• [Description of the task]:
Check each line of the listing for the string "arrow". Copy those where it appears.

• [Data provided]:
□ □ □

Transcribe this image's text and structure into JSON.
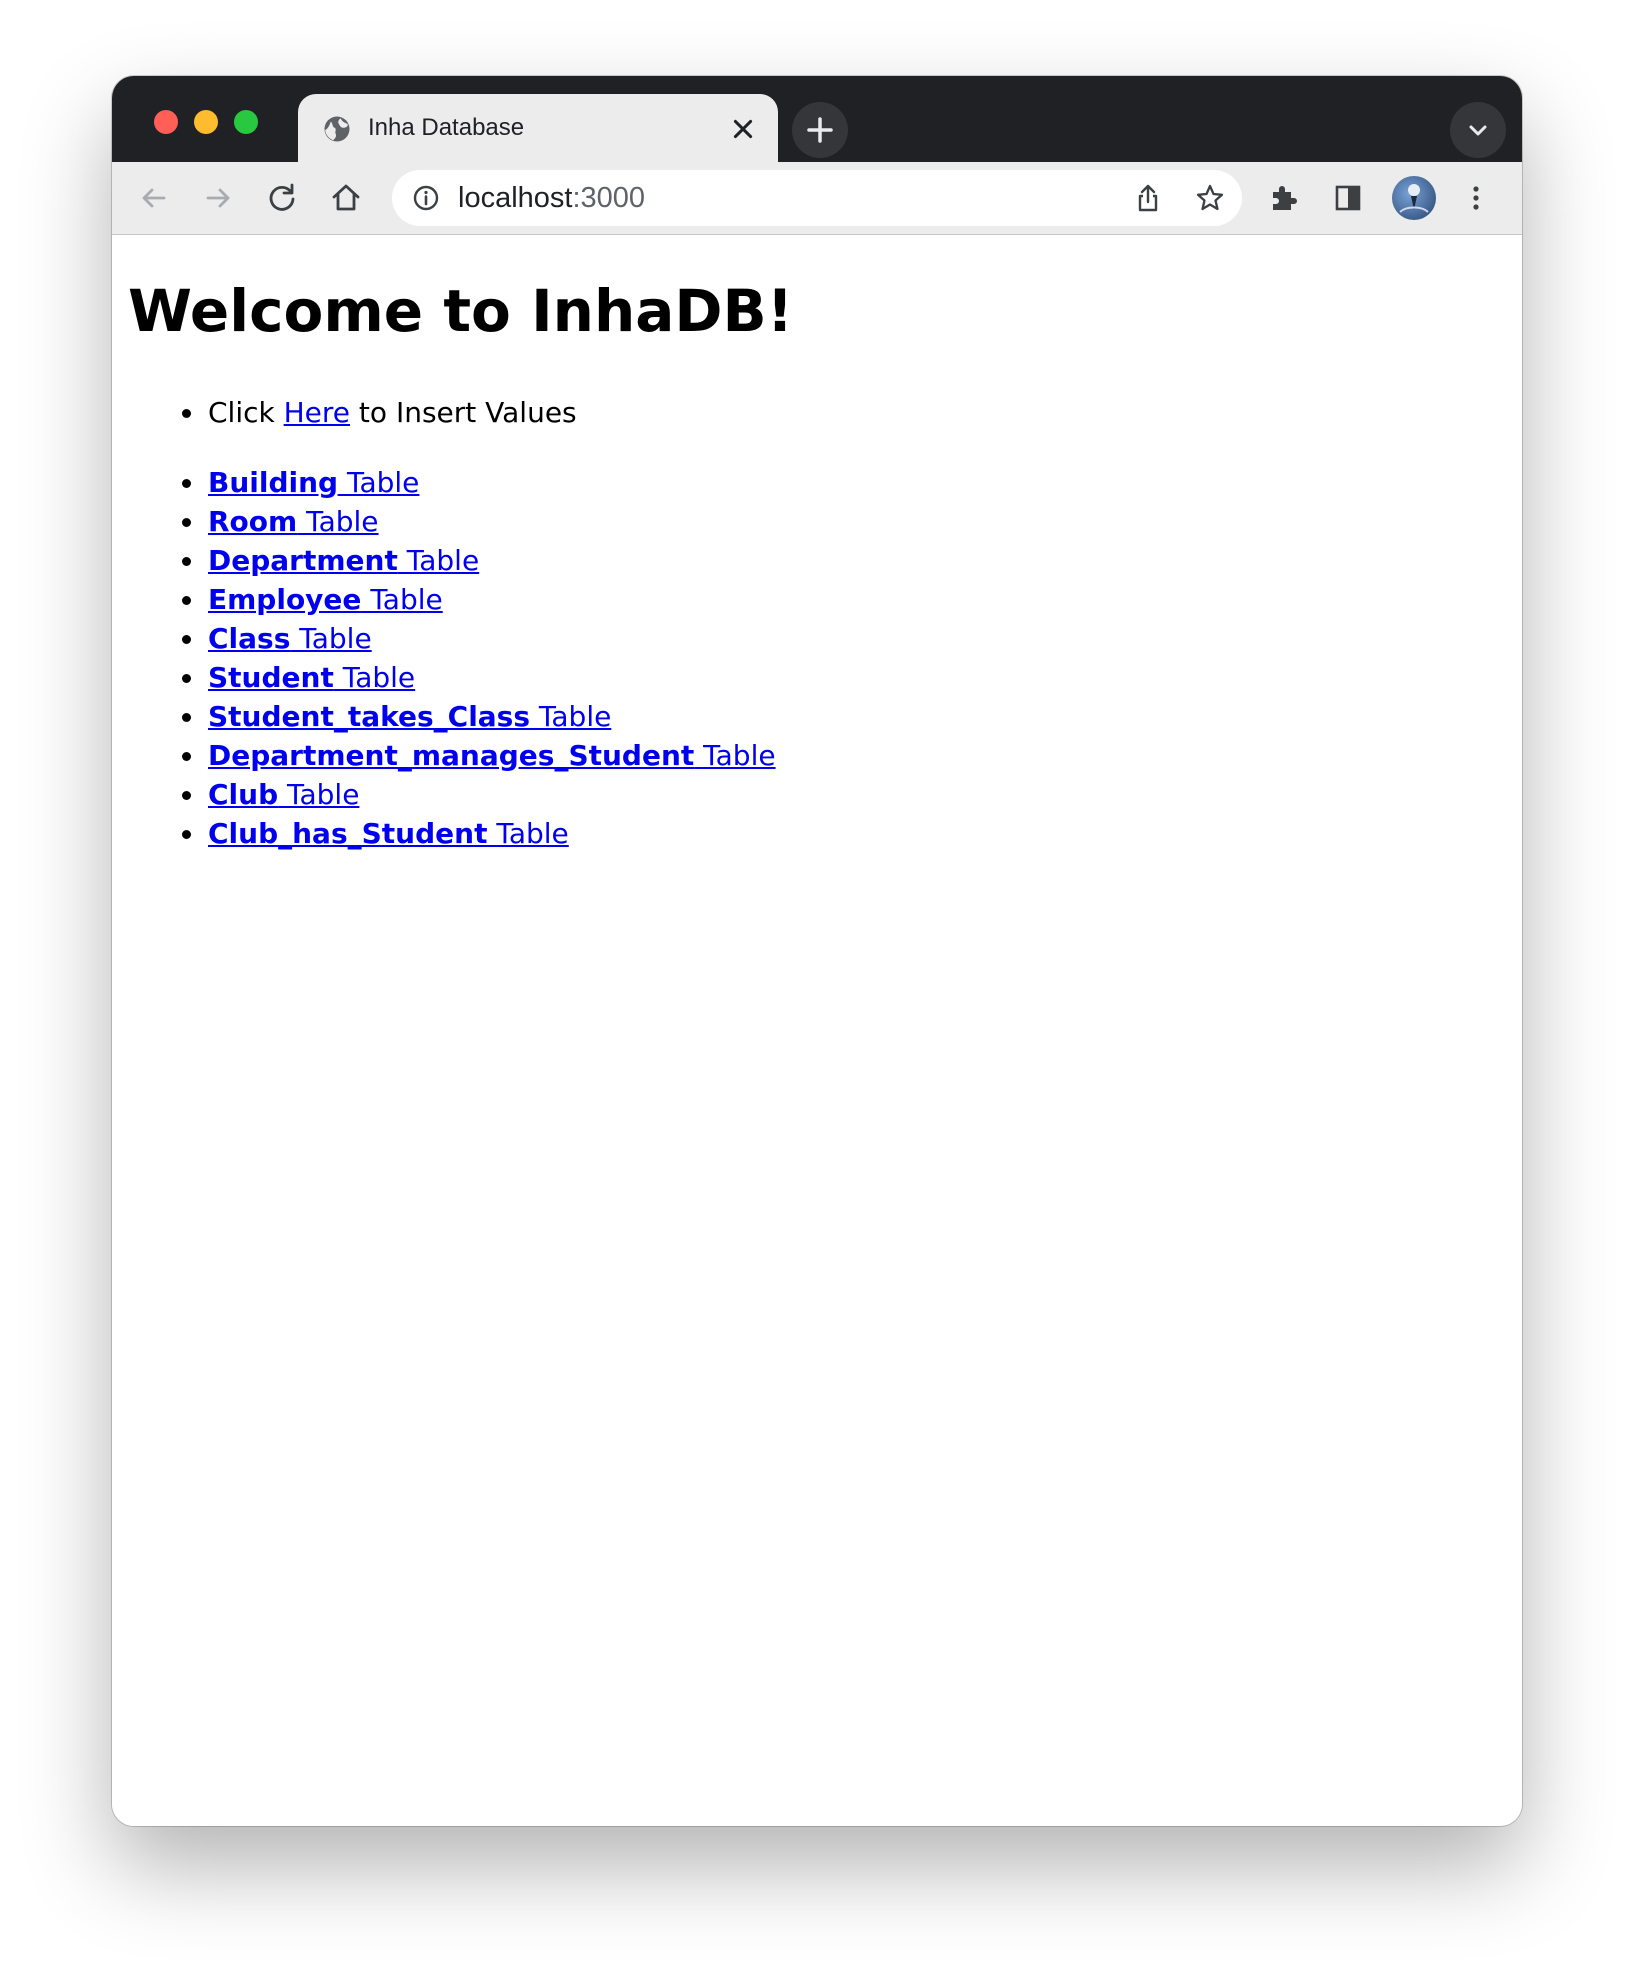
{
  "browser": {
    "tab_title": "Inha Database",
    "url_host": "localhost",
    "url_port": ":3000"
  },
  "page": {
    "heading": "Welcome to InhaDB!",
    "insert": {
      "prefix": "Click ",
      "link_text": "Here",
      "suffix": " to Insert Values"
    },
    "table_suffix": " Table",
    "tables": [
      {
        "name": "Building"
      },
      {
        "name": "Room"
      },
      {
        "name": "Department"
      },
      {
        "name": "Employee"
      },
      {
        "name": "Class"
      },
      {
        "name": "Student"
      },
      {
        "name": "Student_takes_Class"
      },
      {
        "name": "Department_manages_Student"
      },
      {
        "name": "Club"
      },
      {
        "name": "Club_has_Student"
      }
    ]
  },
  "icons": {
    "tab": "globe-icon",
    "close": "close-icon",
    "new_tab": "plus-icon",
    "tab_search": "chevron-down-icon",
    "back": "back-arrow-icon",
    "forward": "forward-arrow-icon",
    "reload": "reload-icon",
    "home": "home-icon",
    "site_info": "info-icon",
    "share": "share-icon",
    "bookmark": "star-icon",
    "extensions": "puzzle-icon",
    "side_panel": "side-panel-icon",
    "menu": "kebab-menu-icon"
  },
  "colors": {
    "titlebar": "#202124",
    "toolbar": "#ececec",
    "link": "#0000ee"
  }
}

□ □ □

• [Expected answer]:
    "back": "back-arrow-icon",
    "forward": "forward-arrow-icon",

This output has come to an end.